MPhys (Hons) Astrophysics, 2018

Despite achieving poor results in his A Levels, Simon was determined to reach for the stars and pursue a dream career in Astrophysics. His prospects rocketed after he completed a Foundation Year at UCLan and now he is undertaking a PhD exploring planets beyond our solar system.

Simon has managed to achieve his ambition of following a career in Astrophysics, despite achieving poor results in his A Levels. After applying to undertake a Foundation Year at UCLan then completing the MPhys (Hons) in Astrophysics, he is on track to enjoy a career that is truly out-of-this world.

Simon explains: “The main reason I am now a PhD student is due to completing a Foundation Year at UCLan. I have had a passion for Astronomy since a young age. However, I was not very successful at A Level, achieving only three Grade Ds in Physics, Chemistry and Maths. Despite being told that gaining a degree in Astrophysics (and attending University in general) was very ambitious, I was still determined to apply to university.”
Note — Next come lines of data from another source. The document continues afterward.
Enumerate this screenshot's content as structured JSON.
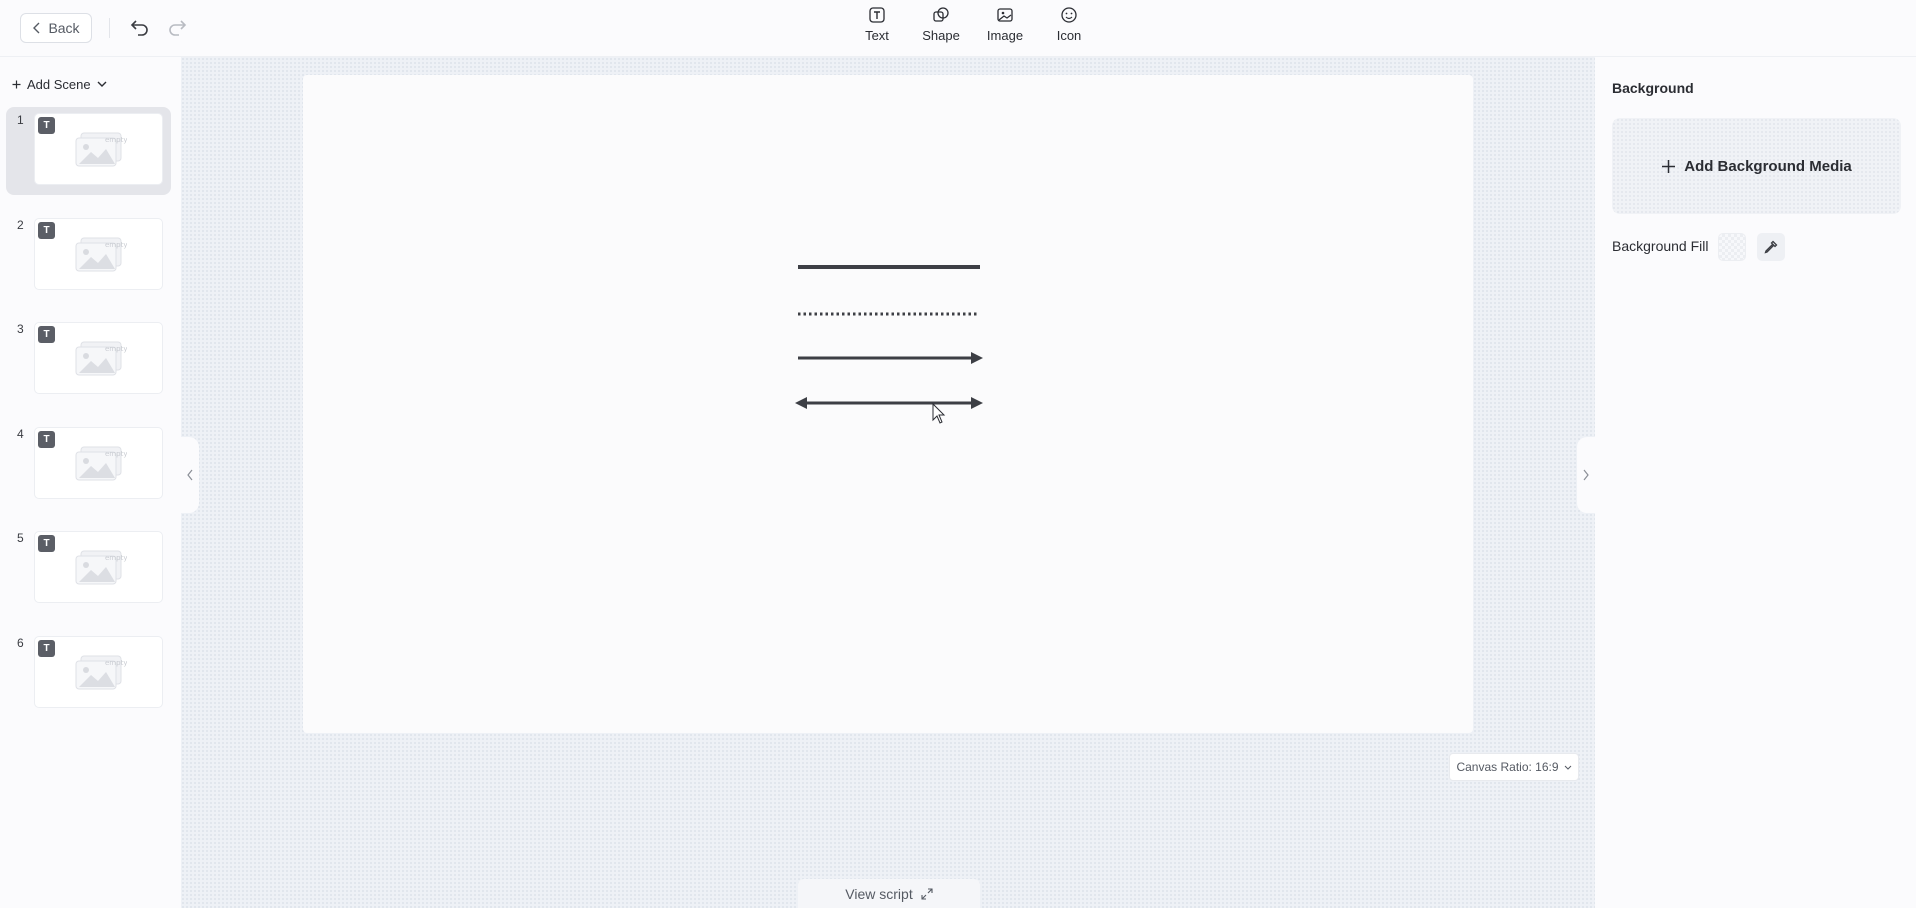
{
  "topbar": {
    "back_label": "Back",
    "tools": [
      {
        "label": "Text",
        "icon": "text-icon"
      },
      {
        "label": "Shape",
        "icon": "shape-icon"
      },
      {
        "label": "Image",
        "icon": "image-icon"
      },
      {
        "label": "Icon",
        "icon": "smiley-icon"
      }
    ]
  },
  "left_panel": {
    "add_scene_label": "Add Scene",
    "scenes": [
      {
        "number": "1",
        "badge": "T",
        "active": true
      },
      {
        "number": "2",
        "badge": "T",
        "active": false
      },
      {
        "number": "3",
        "badge": "T",
        "active": false
      },
      {
        "number": "4",
        "badge": "T",
        "active": false
      },
      {
        "number": "5",
        "badge": "T",
        "active": false
      },
      {
        "number": "6",
        "badge": "T",
        "active": false
      }
    ],
    "empty_label": "empty"
  },
  "canvas": {
    "shapes": [
      "solid-line",
      "dotted-line",
      "arrow-line",
      "double-arrow-line"
    ],
    "ratio_label": "Canvas Ratio: 16:9",
    "view_script_label": "View script"
  },
  "right_panel": {
    "title": "Background",
    "add_media_label": "Add Background Media",
    "fill_label": "Background Fill"
  },
  "colors": {
    "accent_dark": "#3d3f45",
    "canvas_bg": "#fbfbfc",
    "workspace_bg": "#eef1f6"
  }
}
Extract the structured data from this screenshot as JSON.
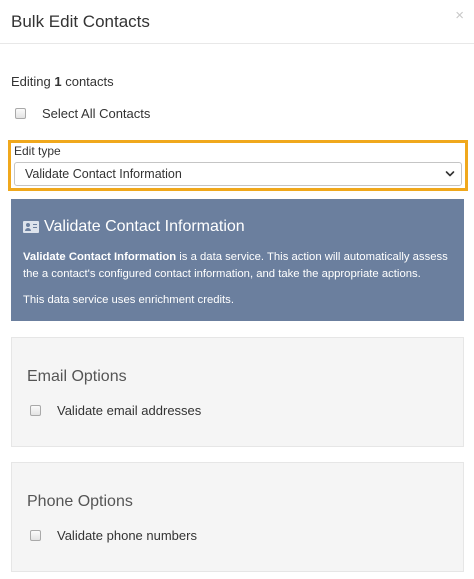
{
  "header": {
    "title": "Bulk Edit Contacts",
    "close_glyph": "×"
  },
  "editing": {
    "prefix": "Editing ",
    "count": "1",
    "suffix": " contacts"
  },
  "select_all": {
    "label": "Select All Contacts",
    "checked": false
  },
  "edit_type": {
    "label": "Edit type",
    "selected": "Validate Contact Information",
    "highlight_color": "#f0a81c"
  },
  "info_panel": {
    "title": "Validate Contact Information",
    "icon": "contact-card-icon",
    "desc_bold": "Validate Contact Information",
    "desc_rest": " is a data service. This action will automatically assess the a contact's configured contact information, and take the appropriate actions.",
    "note": "This data service uses enrichment credits.",
    "background": "#6b7f9e"
  },
  "email_options": {
    "title": "Email Options",
    "checkbox_label": "Validate email addresses",
    "checked": false
  },
  "phone_options": {
    "title": "Phone Options",
    "checkbox_label": "Validate phone numbers",
    "checked": false
  }
}
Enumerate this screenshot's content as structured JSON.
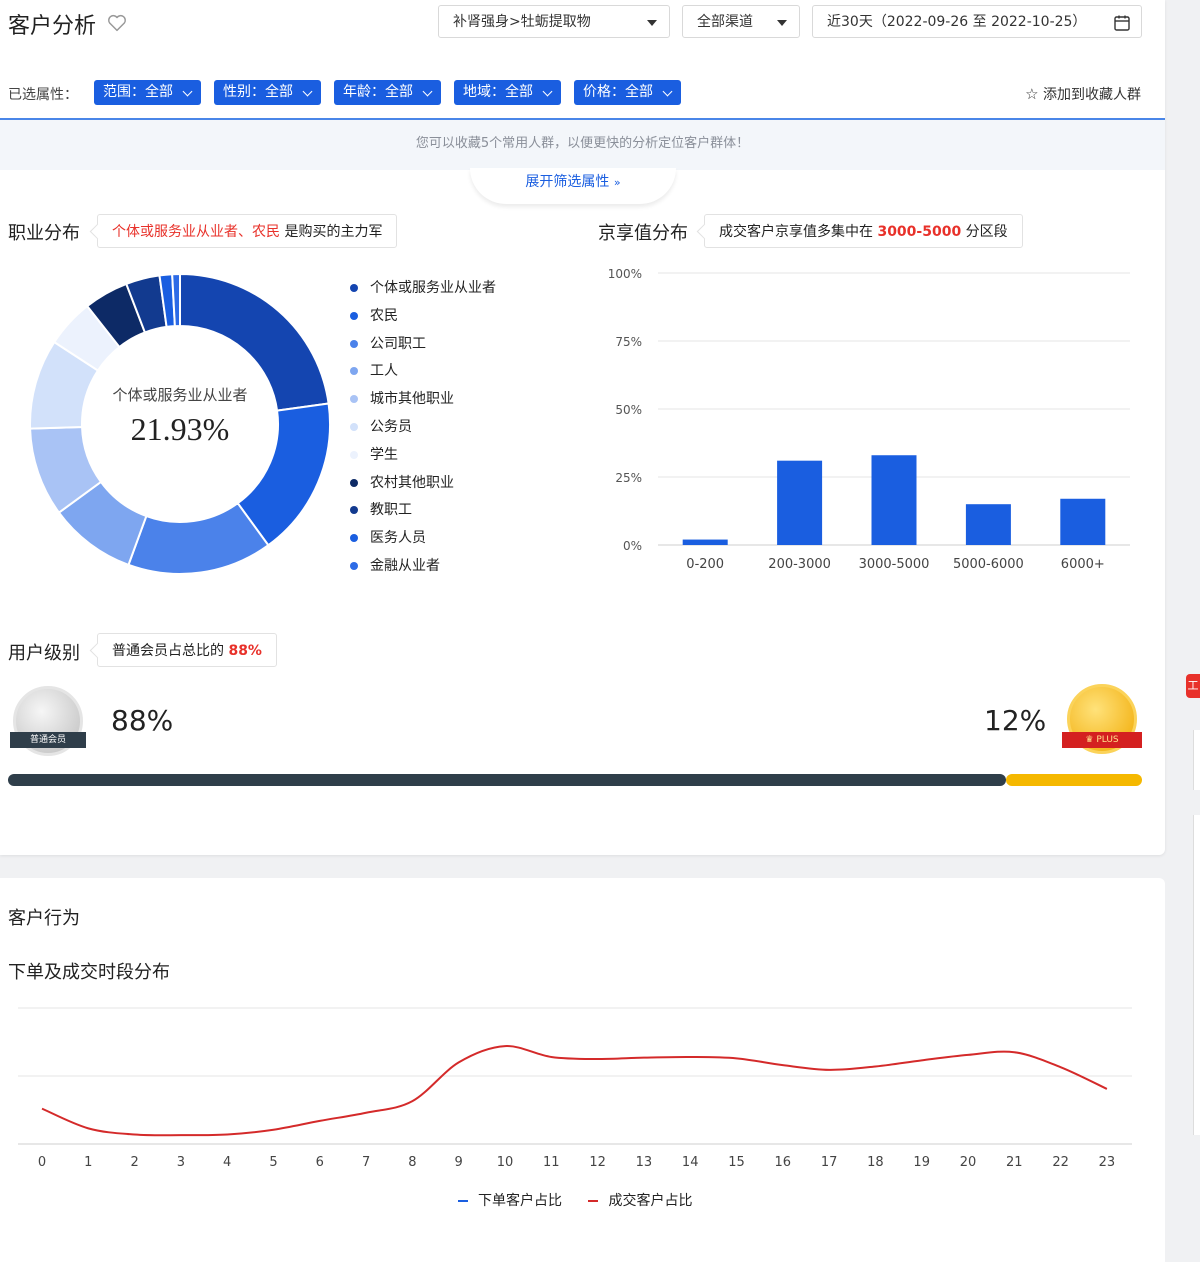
{
  "header": {
    "title": "客户分析",
    "category_select": "补肾强身>牡蛎提取物",
    "channel_select": "全部渠道",
    "date_range": "近30天（2022-09-26 至 2022-10-25）"
  },
  "filters": {
    "label": "已选属性：",
    "chips": [
      "范围：全部",
      "性别：全部",
      "年龄：全部",
      "地域：全部",
      "价格：全部"
    ],
    "add_favorite": "添加到收藏人群"
  },
  "banner": {
    "text": "您可以收藏5个常用人群，以便更快的分析定位客户群体！",
    "expand": "展开筛选属性"
  },
  "occupation": {
    "title": "职业分布",
    "callout_highlight": "个体或服务业从业者、农民",
    "callout_rest": "是购买的主力军",
    "center_label": "个体或服务业从业者",
    "center_value": "21.93%"
  },
  "jingxiang": {
    "title": "京享值分布",
    "callout_prefix": "成交客户京享值多集中在",
    "callout_highlight": "3000-5000",
    "callout_suffix": "分区段"
  },
  "user_level": {
    "title": "用户级别",
    "callout_prefix": "普通会员占总比的",
    "callout_highlight": "88%",
    "normal_label": "普通会员",
    "normal_pct": "88%",
    "plus_label": "PLUS",
    "plus_pct": "12%",
    "normal_share": 0.88,
    "plus_share": 0.12
  },
  "behavior": {
    "title": "客户行为",
    "subtitle": "下单及成交时段分布"
  },
  "colors": {
    "primary": "#1a5ee0",
    "red": "#e8312a",
    "dark_bar": "#2f3e4a",
    "gold": "#f5b800"
  },
  "chart_data": [
    {
      "type": "pie",
      "labels": [
        "个体或服务业从业者",
        "农民",
        "公司职工",
        "工人",
        "城市其他职业",
        "公务员",
        "学生",
        "农村其他职业",
        "教职工",
        "医务人员",
        "金融从业者"
      ],
      "values": [
        21.93,
        16.5,
        15.0,
        9.0,
        9.2,
        9.3,
        5.0,
        4.6,
        3.5,
        1.3,
        0.8
      ],
      "colors": [
        "#1445b0",
        "#1a5ee0",
        "#4b82ea",
        "#7ea6f0",
        "#a9c3f5",
        "#d2e1fa",
        "#ecf2fd",
        "#0d2a66",
        "#123a8f",
        "#1a5ee0",
        "#2d6be6"
      ],
      "donut": true
    },
    {
      "type": "bar",
      "categories": [
        "0-200",
        "200-3000",
        "3000-5000",
        "5000-6000",
        "6000+"
      ],
      "values": [
        2,
        31,
        33,
        15,
        17
      ],
      "yticks": [
        "0%",
        "25%",
        "50%",
        "75%",
        "100%"
      ],
      "ylim": [
        0,
        100
      ]
    },
    {
      "type": "line",
      "x": [
        "0",
        "1",
        "2",
        "3",
        "4",
        "5",
        "6",
        "7",
        "8",
        "9",
        "10",
        "11",
        "12",
        "13",
        "14",
        "15",
        "16",
        "17",
        "18",
        "19",
        "20",
        "21",
        "22",
        "23"
      ],
      "series": [
        {
          "name": "下单客户占比",
          "color": "#1a5ee0",
          "values": []
        },
        {
          "name": "成交客户占比",
          "color": "#d42a2a",
          "values": [
            5.2,
            2.3,
            1.4,
            1.3,
            1.4,
            2.1,
            3.4,
            4.6,
            6.3,
            12.0,
            14.4,
            12.8,
            12.5,
            12.7,
            12.8,
            12.6,
            11.6,
            10.9,
            11.4,
            12.3,
            13.1,
            13.5,
            11.3,
            8.1
          ]
        }
      ],
      "ylim": [
        0,
        20
      ]
    }
  ]
}
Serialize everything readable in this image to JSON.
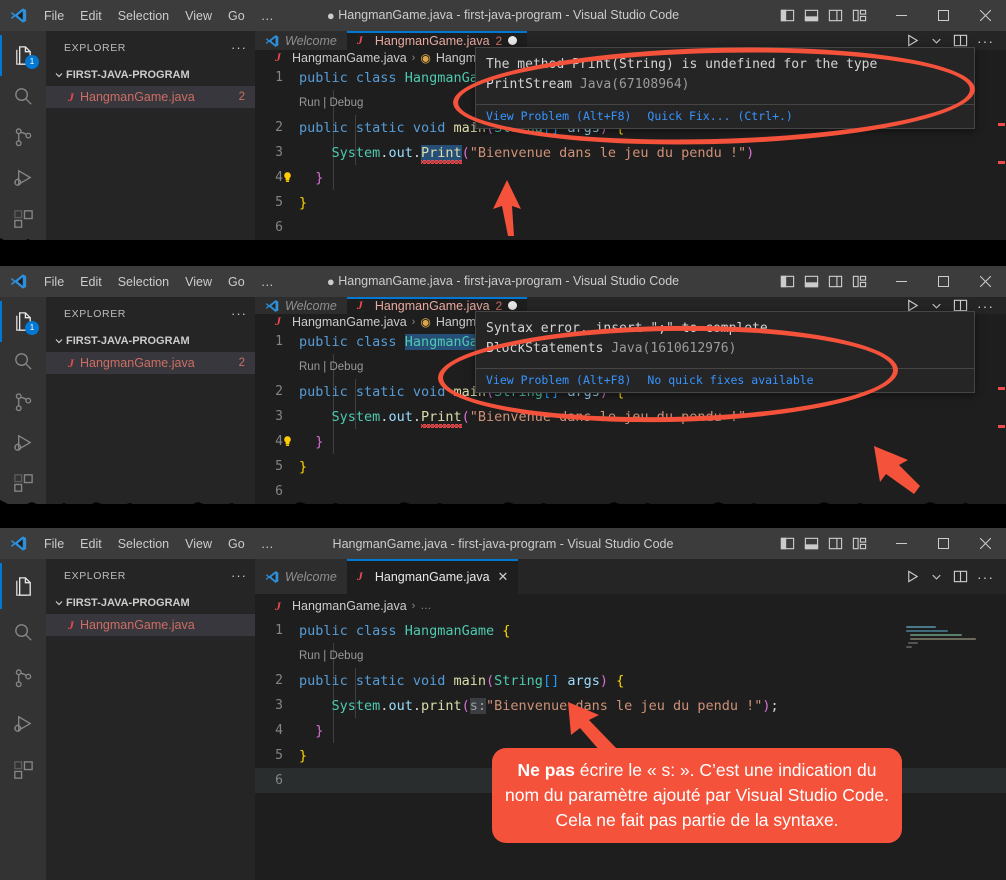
{
  "window": {
    "menus": [
      "File",
      "Edit",
      "Selection",
      "View",
      "Go"
    ],
    "menu_overflow": "…",
    "title_unsaved": "HangmanGame.java - first-java-program - Visual Studio Code",
    "title_saved": "HangmanGame.java - first-java-program - Visual Studio Code",
    "dirty_marker": "●",
    "layout_buttons": [
      "toggle-primary-sidebar",
      "toggle-panel",
      "toggle-secondary-sidebar",
      "customize-layout"
    ],
    "window_buttons": [
      "minimize",
      "maximize",
      "close"
    ]
  },
  "activity_bar": {
    "items": [
      {
        "name": "explorer",
        "badge": "1"
      },
      {
        "name": "search",
        "badge": ""
      },
      {
        "name": "source-control",
        "badge": ""
      },
      {
        "name": "run-and-debug",
        "badge": ""
      },
      {
        "name": "extensions",
        "badge": ""
      }
    ]
  },
  "sidebar": {
    "title": "EXPLORER",
    "more_actions": "···",
    "folder": "FIRST-JAVA-PROGRAM",
    "file_with_errors": {
      "name": "HangmanGame.java",
      "icon": "J",
      "error_count": "2"
    },
    "file_clean": {
      "name": "HangmanGame.java",
      "icon": "J",
      "error_count": ""
    }
  },
  "tabs": {
    "welcome": "Welcome",
    "file_dirty": {
      "label": "HangmanGame.java",
      "error_count": "2",
      "state": "unsaved"
    },
    "file_saved": {
      "label": "HangmanGame.java",
      "close": "✕",
      "state": "saved"
    },
    "actions": [
      "run-icon",
      "chevron-down-icon",
      "split-editor-icon",
      "more-actions-icon"
    ]
  },
  "breadcrumbs": {
    "file": "HangmanGame.java",
    "separator": "›",
    "symbol": "HangmanGame",
    "collapsed": "…"
  },
  "panels": [
    {
      "id": "panel-1",
      "lines": [
        {
          "num": "1",
          "text": "public class HangmanGame {"
        },
        {
          "num": "",
          "text": "Run | Debug",
          "is_codelens": true
        },
        {
          "num": "2",
          "text": "public static void main(String[] args) {"
        },
        {
          "num": "3",
          "text": "System.out.Print(\"Bienvenue dans le jeu du pendu !\")"
        },
        {
          "num": "4",
          "text": "}"
        },
        {
          "num": "5",
          "text": "}"
        },
        {
          "num": "6",
          "text": ""
        }
      ],
      "hover": {
        "message_line1": "The method Print(String) is undefined for the type",
        "message_line2": "PrintStream",
        "source": "Java(67108964)",
        "action_primary": "View Problem",
        "action_primary_key": "(Alt+F8)",
        "action_secondary": "Quick Fix...",
        "action_secondary_key": "(Ctrl+.)"
      }
    },
    {
      "id": "panel-2",
      "lines": [
        {
          "num": "1",
          "text": "public class HangmanGame {"
        },
        {
          "num": "",
          "text": "Run | Debug",
          "is_codelens": true
        },
        {
          "num": "2",
          "text": "public static void main(String[] args) {"
        },
        {
          "num": "3",
          "text": "System.out.Print(\"Bienvenue dans le jeu du pendu !\""
        },
        {
          "num": "4",
          "text": "}"
        },
        {
          "num": "5",
          "text": "}"
        },
        {
          "num": "6",
          "text": ""
        }
      ],
      "hover": {
        "message_line1": "Syntax error, insert \";\" to complete",
        "message_line2": "BlockStatements",
        "source": "Java(1610612976)",
        "action_primary": "View Problem",
        "action_primary_key": "(Alt+F8)",
        "action_secondary": "No quick fixes available",
        "action_secondary_key": ""
      }
    },
    {
      "id": "panel-3",
      "lines": [
        {
          "num": "1",
          "text": "public class HangmanGame {"
        },
        {
          "num": "",
          "text": "Run | Debug",
          "is_codelens": true
        },
        {
          "num": "2",
          "text": "public static void main(String[] args) {"
        },
        {
          "num": "3",
          "text": "System.out.print(s:\"Bienvenue dans le jeu du pendu !\");"
        },
        {
          "num": "4",
          "text": "}"
        },
        {
          "num": "5",
          "text": "}"
        },
        {
          "num": "6",
          "text": ""
        }
      ],
      "hover": null
    }
  ],
  "code_tokens": {
    "kw_public": "public",
    "kw_class": "class",
    "kw_static": "static",
    "kw_void": "void",
    "type_hangman": "HangmanGame",
    "type_string": "String",
    "method_main": "main",
    "var_args": "args",
    "system": "System",
    "out": "out",
    "print_wrong": "Print",
    "print_right": "print",
    "string_literal": "\"Bienvenue dans le jeu du pendu !\"",
    "param_hint": "s:",
    "brace_open": "{",
    "brace_close": "}",
    "semicolon": ";",
    "codelens_run": "Run",
    "codelens_divider": "|",
    "codelens_debug": "Debug"
  },
  "annotation": {
    "callout_bold": "Ne pas",
    "callout_text": " écrire le « s: ». C’est une indication du nom du paramètre ajouté par Visual Studio Code. Cela ne fait pas partie de la syntaxe.",
    "accent_color": "#f4523b",
    "arrows": [
      "arrow-up-to-print",
      "arrow-up-to-missing-semicolon",
      "arrow-up-to-param-hint"
    ],
    "ellipses": [
      "ellipse-around-hover-1",
      "ellipse-around-hover-2"
    ]
  }
}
Simon Ebo
Simon Ebo

Simon continued: “I was accepted onto the first ever intake of Foundation Year students at UCLan. After achieving a first-class grade, I progressed to the Astrophysics degree. I was enrolled on the MPhys course, achieving a 2.1 classification, and graduated in summer 2018 before starting my PhD the following October.

“Notably, during my degree I completed two summer internships studying Asteroseismology with Professor Don Kurtz in the School of Physical Sciences and Computing. The first of these led to a publication in a notable scientific journal, Monthly Notices of the Royal Astronomical Society (MNRAS), and I was sent to the University of North Carolina Asheville (UNCA) in North Carolina, USA to present our work at an international conference of Physics and Astronomy students.”

After graduation, Simon spent a number of months doing research during a summer internship at Leiden University in The Netherlands and the European Space Agency (ESA)’s Research and Technology Centre.

He is now undertaking a PhD in Astrophysics at UCLan’s Jeremiah Horrocks Institute, where the focus of his research is exoplanets, planets which are orbiting stars other than the Sun.

Simon explains: “I am currently writing a program that will study every star we observe with our own telescope, the Moses Holden Telescope (MHT) at Alston Observatory, before applying it to observations made by the Transiting Exoplanet Survey Satellite (TESS), the latest generation exoplanet space mission. I will hopefully detect, or confirm, new exoplanets and describe their parameters and characteristics.”

Simon has been impressed by the standard of UCLan’s facilities. He said: “UCLan has an extremely underrated Physics and Astronomy department. The quality of research staff is extremely high. It even has its own observatory site in a dark sky area, with the largest working teaching telescope in the UK.”

Simon has ambitions to continue his career in academia after completing his PhD. He has the following advice for anyone who wants to follow in his footsteps and reach for the stars: “Do not worry at all. If you are passionate about something you will succeed. It may take longer than it does for others; you may have to complete a Foundation Year; but you will achieve your goal in the end.”